“For me, the interpersonal and the wider issues overlap a lot,” says Cheng. Her family moved to Auckland from Taiwan when she was four, and she says that as an Asian woman, she experiences the bigger issues day-to-day. “I get strangers telling me where I’m from, and it’s really harsh,” she says. “I’ve had white people say to me: ‘Aren’t you just Chinese?’ No! You don’t tell a white kiwi that they’re just British.”
Cheng says that her parents were not the type to attend gatherings of other Taiwanese immigrants; instead, she grew up in Auckland alongside mostly white and Pasifika kids, and that caused her to “not feel very Taiwanese” for most of her life. It wasn’t until she became an adult and learned more about the complexities of cross-strait politics that she discovered how much influence the Chinese Communist Party has over her national identity. “The way New Zealand is treating Asian-Pacific policy is crap,” Cheng says unapologetically. “We’re so beholden to other countries, and specifically the CCP.”
Vinyl LP, Compact Disc (CD)
These frustrations are the subject of “Cede,” a glitchy one-minute-fifty-second long noise rock song where Cheng screams in both English and Taiwanese-Hokkien (her native language) about having a right to control who she is. And the message is being heard: Cheng says that people have asked about what the lyrics mean, which has given her an opportunity to explain her point of view. “I hadn’t planned that part,” she says. “But it is good for people to be like, ‘these English lyrics are really simple, but what is the rest of it about?’”
“They are in four character brackets,” Cheng explains. “The first one, the way it’s said and the context, basically it’s saying, ‘You don’t know who the fuck I am,’ or, ‘You don’t get to tell me who I am.’ Then, it mentions bullying and spreading propaganda, and then it goes on to say that my identity is my choice… Basically, it’s about self-determination and having a sense of control over who you are, rather than someone else dictating who you are and what your nationality is.”
This determination defines much of the band’s sophomore effort, which concentrates heavily on the negative aspects of identity politics. But the final song, “You Were Right,” has a more aspirational tone. “Sonically, it’s this big wall-of-sound cathartic piece right at the end,” Ruddell says.
“The thematic idea is that you try to listen to others, and that you try to be open to alternative viewpoints.
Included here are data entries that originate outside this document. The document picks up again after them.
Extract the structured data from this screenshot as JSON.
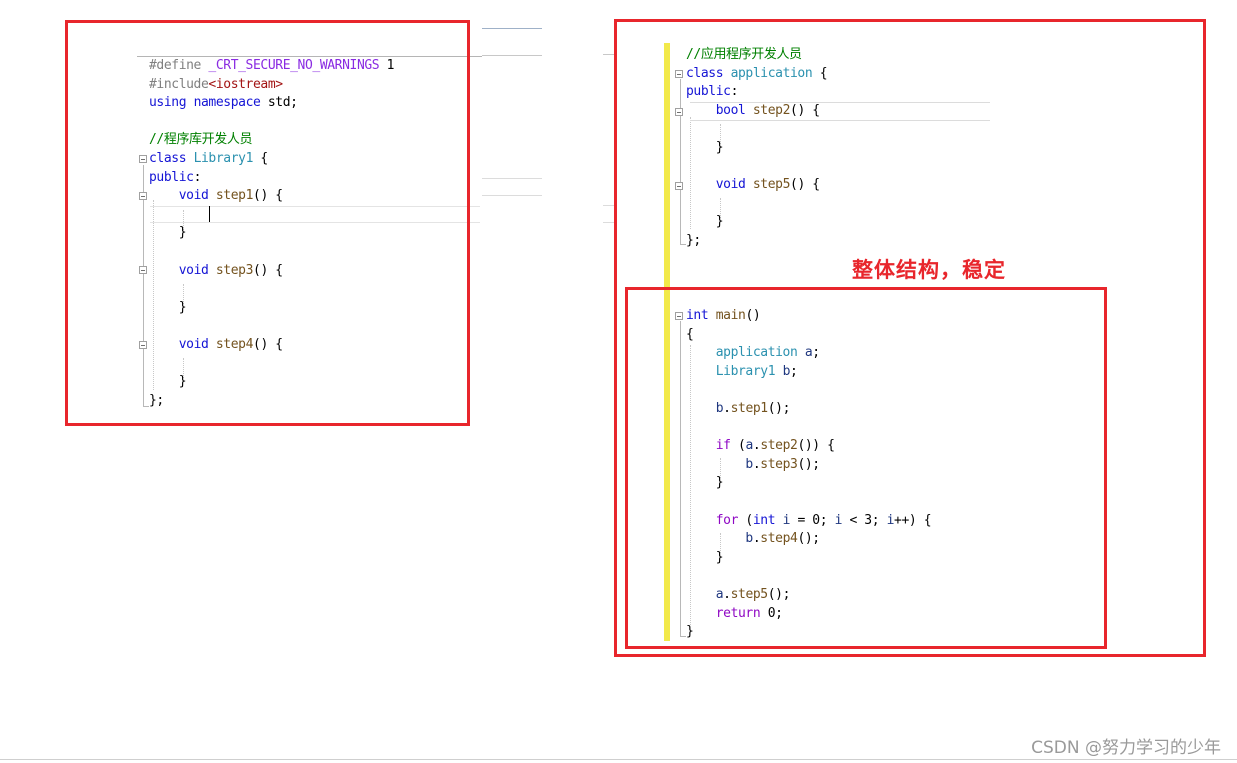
{
  "left_panel": {
    "lines": [
      {
        "parts": [
          [
            "pp",
            "#define "
          ],
          [
            "mac",
            "_CRT_SECURE_NO_WARNINGS"
          ],
          [
            "txt",
            " 1"
          ]
        ]
      },
      {
        "parts": [
          [
            "pp",
            "#include"
          ],
          [
            "inc",
            "<iostream>"
          ]
        ]
      },
      {
        "parts": [
          [
            "kw",
            "using"
          ],
          [
            "txt",
            " "
          ],
          [
            "kw",
            "namespace"
          ],
          [
            "txt",
            " std;"
          ]
        ]
      },
      {
        "parts": []
      },
      {
        "parts": [
          [
            "cm",
            "//程序库开发人员"
          ]
        ]
      },
      {
        "parts": [
          [
            "kw",
            "class"
          ],
          [
            "txt",
            " "
          ],
          [
            "cls",
            "Library1"
          ],
          [
            "txt",
            " {"
          ]
        ]
      },
      {
        "parts": [
          [
            "kw",
            "public"
          ],
          [
            "txt",
            ":"
          ]
        ]
      },
      {
        "parts": [
          [
            "txt",
            "    "
          ],
          [
            "kw",
            "void"
          ],
          [
            "txt",
            " "
          ],
          [
            "fn",
            "step1"
          ],
          [
            "txt",
            "() {"
          ]
        ]
      },
      {
        "parts": []
      },
      {
        "parts": [
          [
            "txt",
            "    }"
          ]
        ]
      },
      {
        "parts": []
      },
      {
        "parts": [
          [
            "txt",
            "    "
          ],
          [
            "kw",
            "void"
          ],
          [
            "txt",
            " "
          ],
          [
            "fn",
            "step3"
          ],
          [
            "txt",
            "() {"
          ]
        ]
      },
      {
        "parts": []
      },
      {
        "parts": [
          [
            "txt",
            "    }"
          ]
        ]
      },
      {
        "parts": []
      },
      {
        "parts": [
          [
            "txt",
            "    "
          ],
          [
            "kw",
            "void"
          ],
          [
            "txt",
            " "
          ],
          [
            "fn",
            "step4"
          ],
          [
            "txt",
            "() {"
          ]
        ]
      },
      {
        "parts": []
      },
      {
        "parts": [
          [
            "txt",
            "    }"
          ]
        ]
      },
      {
        "parts": [
          [
            "txt",
            "};"
          ]
        ]
      }
    ]
  },
  "right_panel_top": {
    "lines": [
      {
        "parts": [
          [
            "cm",
            "//应用程序开发人员"
          ]
        ]
      },
      {
        "parts": [
          [
            "kw",
            "class"
          ],
          [
            "txt",
            " "
          ],
          [
            "cls",
            "application"
          ],
          [
            "txt",
            " {"
          ]
        ]
      },
      {
        "parts": [
          [
            "kw",
            "public"
          ],
          [
            "txt",
            ":"
          ]
        ]
      },
      {
        "parts": [
          [
            "txt",
            "    "
          ],
          [
            "kw",
            "bool"
          ],
          [
            "txt",
            " "
          ],
          [
            "fn",
            "step2"
          ],
          [
            "txt",
            "() {"
          ]
        ]
      },
      {
        "parts": []
      },
      {
        "parts": [
          [
            "txt",
            "    }"
          ]
        ]
      },
      {
        "parts": []
      },
      {
        "parts": [
          [
            "txt",
            "    "
          ],
          [
            "kw",
            "void"
          ],
          [
            "txt",
            " "
          ],
          [
            "fn",
            "step5"
          ],
          [
            "txt",
            "() {"
          ]
        ]
      },
      {
        "parts": []
      },
      {
        "parts": [
          [
            "txt",
            "    }"
          ]
        ]
      },
      {
        "parts": [
          [
            "txt",
            "};"
          ]
        ]
      }
    ]
  },
  "right_panel_main": {
    "lines": [
      {
        "parts": [
          [
            "kw",
            "int"
          ],
          [
            "txt",
            " "
          ],
          [
            "fn",
            "main"
          ],
          [
            "txt",
            "()"
          ]
        ]
      },
      {
        "parts": [
          [
            "txt",
            "{"
          ]
        ]
      },
      {
        "parts": [
          [
            "txt",
            "    "
          ],
          [
            "cls",
            "application"
          ],
          [
            "txt",
            " "
          ],
          [
            "var",
            "a"
          ],
          [
            "txt",
            ";"
          ]
        ]
      },
      {
        "parts": [
          [
            "txt",
            "    "
          ],
          [
            "cls",
            "Library1"
          ],
          [
            "txt",
            " "
          ],
          [
            "var",
            "b"
          ],
          [
            "txt",
            ";"
          ]
        ]
      },
      {
        "parts": []
      },
      {
        "parts": [
          [
            "txt",
            "    "
          ],
          [
            "var",
            "b"
          ],
          [
            "txt",
            "."
          ],
          [
            "fn",
            "step1"
          ],
          [
            "txt",
            "();"
          ]
        ]
      },
      {
        "parts": []
      },
      {
        "parts": [
          [
            "txt",
            "    "
          ],
          [
            "flow",
            "if"
          ],
          [
            "txt",
            " ("
          ],
          [
            "var",
            "a"
          ],
          [
            "txt",
            "."
          ],
          [
            "fn",
            "step2"
          ],
          [
            "txt",
            "()) {"
          ]
        ]
      },
      {
        "parts": [
          [
            "txt",
            "        "
          ],
          [
            "var",
            "b"
          ],
          [
            "txt",
            "."
          ],
          [
            "fn",
            "step3"
          ],
          [
            "txt",
            "();"
          ]
        ]
      },
      {
        "parts": [
          [
            "txt",
            "    }"
          ]
        ]
      },
      {
        "parts": []
      },
      {
        "parts": [
          [
            "txt",
            "    "
          ],
          [
            "flow",
            "for"
          ],
          [
            "txt",
            " ("
          ],
          [
            "kw",
            "int"
          ],
          [
            "txt",
            " "
          ],
          [
            "var",
            "i"
          ],
          [
            "txt",
            " = 0; "
          ],
          [
            "var",
            "i"
          ],
          [
            "txt",
            " < 3; "
          ],
          [
            "var",
            "i"
          ],
          [
            "txt",
            "++) {"
          ]
        ]
      },
      {
        "parts": [
          [
            "txt",
            "        "
          ],
          [
            "var",
            "b"
          ],
          [
            "txt",
            "."
          ],
          [
            "fn",
            "step4"
          ],
          [
            "txt",
            "();"
          ]
        ]
      },
      {
        "parts": [
          [
            "txt",
            "    }"
          ]
        ]
      },
      {
        "parts": []
      },
      {
        "parts": [
          [
            "txt",
            "    "
          ],
          [
            "var",
            "a"
          ],
          [
            "txt",
            "."
          ],
          [
            "fn",
            "step5"
          ],
          [
            "txt",
            "();"
          ]
        ]
      },
      {
        "parts": [
          [
            "txt",
            "    "
          ],
          [
            "flow",
            "return"
          ],
          [
            "txt",
            " 0;"
          ]
        ]
      },
      {
        "parts": [
          [
            "txt",
            "}"
          ]
        ]
      }
    ]
  },
  "annotation": "整体结构，稳定",
  "watermark": "CSDN @努力学习的少年",
  "colors": {
    "box_red": "#e8262c",
    "change_bar_yellow": "#f2e94a",
    "annotation_red": "#e8262c"
  }
}
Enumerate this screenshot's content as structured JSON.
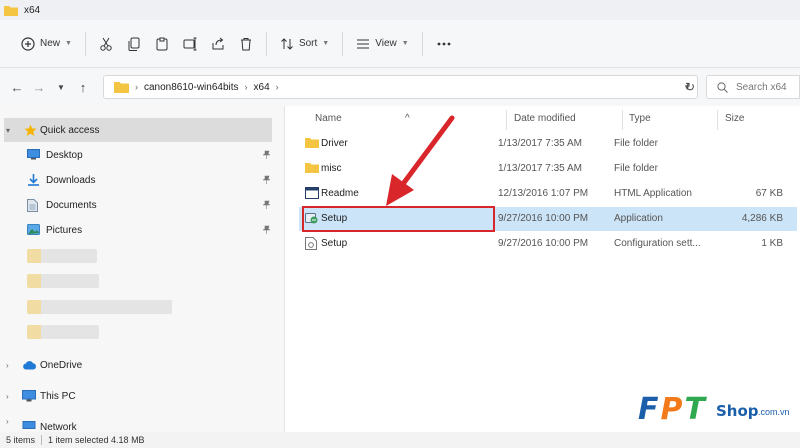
{
  "window": {
    "title": "x64"
  },
  "toolbar": {
    "new_label": "New",
    "sort_label": "Sort",
    "view_label": "View"
  },
  "address": {
    "crumbs": [
      "canon8610-win64bits",
      "x64"
    ],
    "search_placeholder": "Search x64"
  },
  "nav": {
    "quick_access": "Quick access",
    "items": [
      {
        "label": "Desktop",
        "icon": "desktop-icon"
      },
      {
        "label": "Downloads",
        "icon": "download-icon"
      },
      {
        "label": "Documents",
        "icon": "document-icon"
      },
      {
        "label": "Pictures",
        "icon": "pictures-icon"
      }
    ],
    "onedrive": "OneDrive",
    "this_pc": "This PC",
    "network": "Network"
  },
  "columns": {
    "name": "Name",
    "date": "Date modified",
    "type": "Type",
    "size": "Size"
  },
  "files": [
    {
      "name": "Driver",
      "date": "1/13/2017 7:35 AM",
      "type": "File folder",
      "size": "",
      "icon": "folder-icon"
    },
    {
      "name": "misc",
      "date": "1/13/2017 7:35 AM",
      "type": "File folder",
      "size": "",
      "icon": "folder-icon"
    },
    {
      "name": "Readme",
      "date": "12/13/2016 1:07 PM",
      "type": "HTML Application",
      "size": "67 KB",
      "icon": "html-app-icon"
    },
    {
      "name": "Setup",
      "date": "9/27/2016 10:00 PM",
      "type": "Application",
      "size": "4,286 KB",
      "icon": "setup-app-icon",
      "selected": true
    },
    {
      "name": "Setup",
      "date": "9/27/2016 10:00 PM",
      "type": "Configuration sett...",
      "size": "1 KB",
      "icon": "config-file-icon"
    }
  ],
  "status": {
    "items": "5 items",
    "selected": "1 item selected  4.18 MB"
  },
  "watermark": {
    "brand": "FPT",
    "shop": "Shop",
    "domain": ".com.vn"
  },
  "colors": {
    "accent_selection": "#cce4f7",
    "highlight_box": "#d9262b",
    "arrow": "#d9262b",
    "folder": "#f4c542"
  }
}
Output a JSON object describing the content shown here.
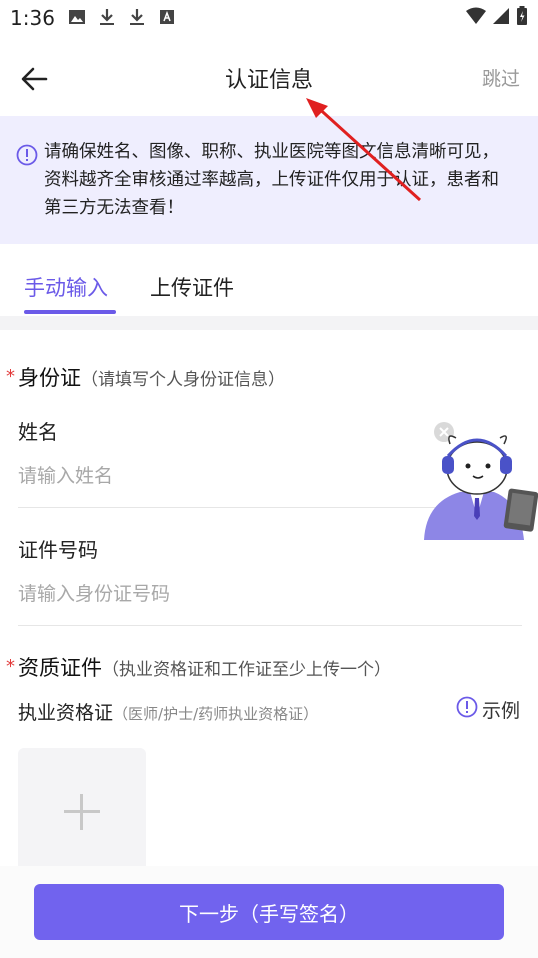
{
  "status": {
    "time": "1:36"
  },
  "header": {
    "title": "认证信息",
    "skip": "跳过"
  },
  "notice": {
    "text": "请确保姓名、图像、职称、执业医院等图文信息清晰可见，资料越齐全审核通过率越高，上传证件仅用于认证，患者和第三方无法查看！"
  },
  "tabs": [
    {
      "label": "手动输入",
      "active": true
    },
    {
      "label": "上传证件",
      "active": false
    }
  ],
  "id_section": {
    "required_mark": "*",
    "title": "身份证",
    "subtitle": "（请填写个人身份证信息）",
    "name_label": "姓名",
    "name_placeholder": "请输入姓名",
    "id_label": "证件号码",
    "id_placeholder": "请输入身份证号码"
  },
  "qual_section": {
    "required_mark": "*",
    "title": "资质证件",
    "subtitle": "（执业资格证和工作证至少上传一个）",
    "cert_label": "执业资格证",
    "cert_hint": "（医师/护士/药师执业资格证）",
    "example": "示例"
  },
  "footer": {
    "next_label": "下一步（手写签名）"
  },
  "colors": {
    "accent": "#6b5ae8",
    "button": "#7163ee",
    "notice_bg": "#efeefe",
    "required": "#e23a3a",
    "annotation": "#e02020"
  }
}
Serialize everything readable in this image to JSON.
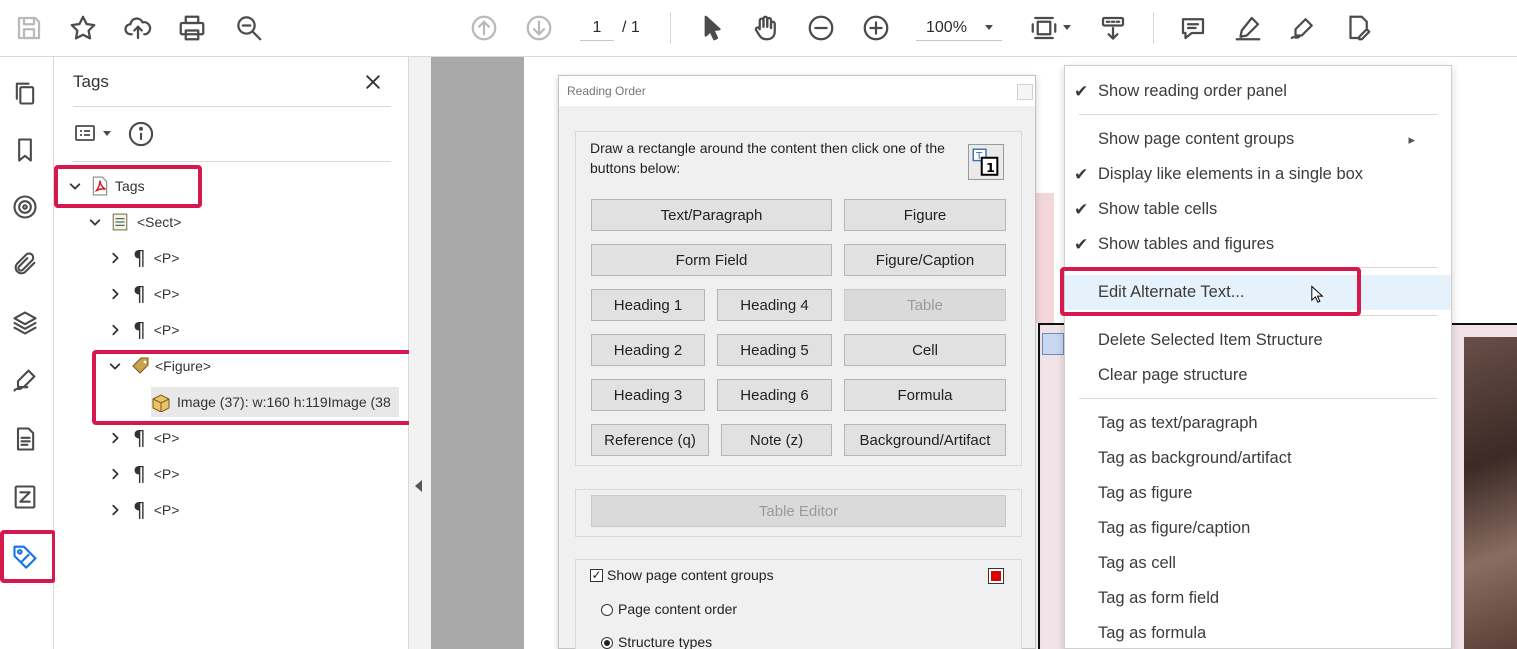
{
  "toolbar": {
    "page_current": "1",
    "page_total": "/ 1",
    "zoom": "100%",
    "icons": [
      "save-icon",
      "star-icon",
      "cloud-upload-icon",
      "print-icon",
      "zoom-search-icon",
      "prev-page-icon",
      "next-page-icon",
      "select-arrow-icon",
      "hand-icon",
      "zoom-out-icon",
      "zoom-in-icon",
      "fit-page-icon",
      "scroll-mode-icon",
      "comment-icon",
      "highlight-pen-icon",
      "sign-icon",
      "redact-icon"
    ]
  },
  "tags_panel": {
    "title": "Tags",
    "tree": [
      {
        "label": "Tags"
      },
      {
        "label": "<Sect>"
      },
      {
        "label": "<P>"
      },
      {
        "label": "<P>"
      },
      {
        "label": "<P>"
      },
      {
        "label": "<Figure>"
      },
      {
        "label": "Image (37): w:160 h:119Image (38"
      },
      {
        "label": "<P>"
      },
      {
        "label": "<P>"
      },
      {
        "label": "<P>"
      }
    ]
  },
  "reading_order": {
    "title": "Reading Order",
    "instruction": "Draw a rectangle around the content then click one of the buttons below:",
    "buttons": {
      "text_paragraph": "Text/Paragraph",
      "figure": "Figure",
      "form_field": "Form Field",
      "figure_caption": "Figure/Caption",
      "heading1": "Heading 1",
      "heading4": "Heading 4",
      "table": "Table",
      "heading2": "Heading 2",
      "heading5": "Heading 5",
      "cell": "Cell",
      "heading3": "Heading 3",
      "heading6": "Heading 6",
      "formula": "Formula",
      "reference": "Reference (q)",
      "note": "Note (z)",
      "background": "Background/Artifact",
      "table_editor": "Table Editor"
    },
    "show_groups_label": "Show page content groups",
    "show_groups_checked": true,
    "radio_page_order": "Page content order",
    "radio_structure": "Structure types",
    "selected_radio": "Structure types",
    "group_color": "#e00000"
  },
  "context_menu": {
    "items": [
      {
        "label": "Show reading order panel",
        "checked": true
      },
      {
        "label": "Show page content groups",
        "submenu": true
      },
      {
        "label": "Display like elements in a single box",
        "checked": true
      },
      {
        "label": "Show table cells",
        "checked": true
      },
      {
        "label": "Show tables and figures",
        "checked": true
      },
      {
        "label": "Edit Alternate Text...",
        "hovered": true
      },
      {
        "label": "Delete Selected Item Structure"
      },
      {
        "label": "Clear page structure"
      },
      {
        "label": "Tag as text/paragraph"
      },
      {
        "label": "Tag as background/artifact"
      },
      {
        "label": "Tag as figure"
      },
      {
        "label": "Tag as figure/caption"
      },
      {
        "label": "Tag as cell"
      },
      {
        "label": "Tag as form field"
      },
      {
        "label": "Tag as formula"
      }
    ],
    "check_glyph": "✔",
    "submenu_glyph": "▸"
  },
  "colors": {
    "highlight": "#d6194c",
    "hover_row": "#e5f1fb",
    "tag_blue": "#1473e6"
  }
}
It’s acknowledging that it’s a challenging process, but I think it needs to be congratulated when it’s achieved.” It’s something Ruddell hopes people take to heart and try to build upon. “Personally, I feel like there is light at the end of the tunnel,” he says.